Mr Clarke lured the pure-bred dingo mother into a rubber-lined steel trap at Tidbinbilla, then her father, a notorious sheep killer, and all five siblings.
Mr Clarke discovered her about two kilometres from where the others were caught west of Canberra, getting into a paddock full of lambs.
Realising she had more go in her than the others, he trapped her and spared her life.
Now calledJess, the dingo doesn’t like to be patted. She doesn’t bark. She eats chicken and rabbit but won’t eat lamb. She hates being inside.
When Mr Clarke camps at a ranger’s hut in the mountains he has to sleep outside, otherwise Jess will howl until he comes outside. She digs a hole and sleeps nearby.
"She can tell me just about every thing about a dog," Mr Clarke said.
"She sniffs around, if it’s fresh the hair will go up on her back. She’s got the best nose on a dog I’ve ever seen.
"She’ll drag me 50 metres into the bush and there will be a bloody big dog turd sitting on a tussock, or something.
"So you set a trap and nine times out of 10 she’s right."
Jess is on a long chain because she doesn’t come when called.
In the back of Mr Clarke’s truck, she stares out quietly into the bush.
It’s only when he stops to point out five wild dogs in a paddock at Gudgenby in Namadgi National Park that Jess howls, lifting her faded ginger jowls towards the other dogs and white tufts of mist on the purple mountains beyond them.
Becoming the alpha male in her life has lead Mr Clarke to realising he will never again train a dingo because of the commitment they expect in return.
"Soon as I am out of sight, she whinges. I haven’t been able to go on holidays - unless I take her with me.
"If I eat anything, she expects me to give her some. She whinges if you don’t share."
But Jess’s urine is worth bottling.
A few drops on a tussock or rock on the edge of a fire trail has lured wild dogs into Mr Clarke’s traps. Her droppings are handy for the same reason.
Mr Clarke is the sole ACT Parks and Conservation Service trapper helping maintain a largely dog-free area near grazing land adjoining national parks.
Wearing shorts throughout the year, no matter if it’s brumbies he’s trapping in the snow or feral cats in spring, his job is relentless.
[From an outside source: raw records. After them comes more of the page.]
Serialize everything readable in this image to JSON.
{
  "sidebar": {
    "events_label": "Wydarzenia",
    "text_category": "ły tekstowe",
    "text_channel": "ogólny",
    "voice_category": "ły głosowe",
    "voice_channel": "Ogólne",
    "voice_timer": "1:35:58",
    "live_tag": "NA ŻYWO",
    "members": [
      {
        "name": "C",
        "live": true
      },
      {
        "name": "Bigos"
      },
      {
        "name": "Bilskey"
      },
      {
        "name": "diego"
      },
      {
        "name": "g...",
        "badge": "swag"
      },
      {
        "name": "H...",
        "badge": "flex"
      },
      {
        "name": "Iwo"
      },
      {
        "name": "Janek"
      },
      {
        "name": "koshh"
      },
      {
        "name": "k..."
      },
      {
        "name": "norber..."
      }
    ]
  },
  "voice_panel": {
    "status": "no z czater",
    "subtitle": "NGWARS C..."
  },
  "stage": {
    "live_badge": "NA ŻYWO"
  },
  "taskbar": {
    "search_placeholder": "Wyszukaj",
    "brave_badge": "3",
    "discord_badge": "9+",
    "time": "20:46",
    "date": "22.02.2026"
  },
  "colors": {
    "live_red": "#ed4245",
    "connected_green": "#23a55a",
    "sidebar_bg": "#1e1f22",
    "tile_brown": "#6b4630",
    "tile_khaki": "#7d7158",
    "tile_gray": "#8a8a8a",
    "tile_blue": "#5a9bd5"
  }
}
He checks daily 60 traps along boulder-strewn trails, dry creek beds and thick forests.
Trapping for 35 years after learning from his rabbit trapping father, the challenge still drives him.
"I’ve been after a bitch for three years," he said, heading into Gudgenby before dawn.
"I came close near Tharwa. I’ve caught her pups. She’s eve stepped on the (trap’s) plate. She’ll slip up one day.
"But you’ve got to admire her, she’s bloody smart. It’s almost sad, really, when you catch them - it’s like an end of an era."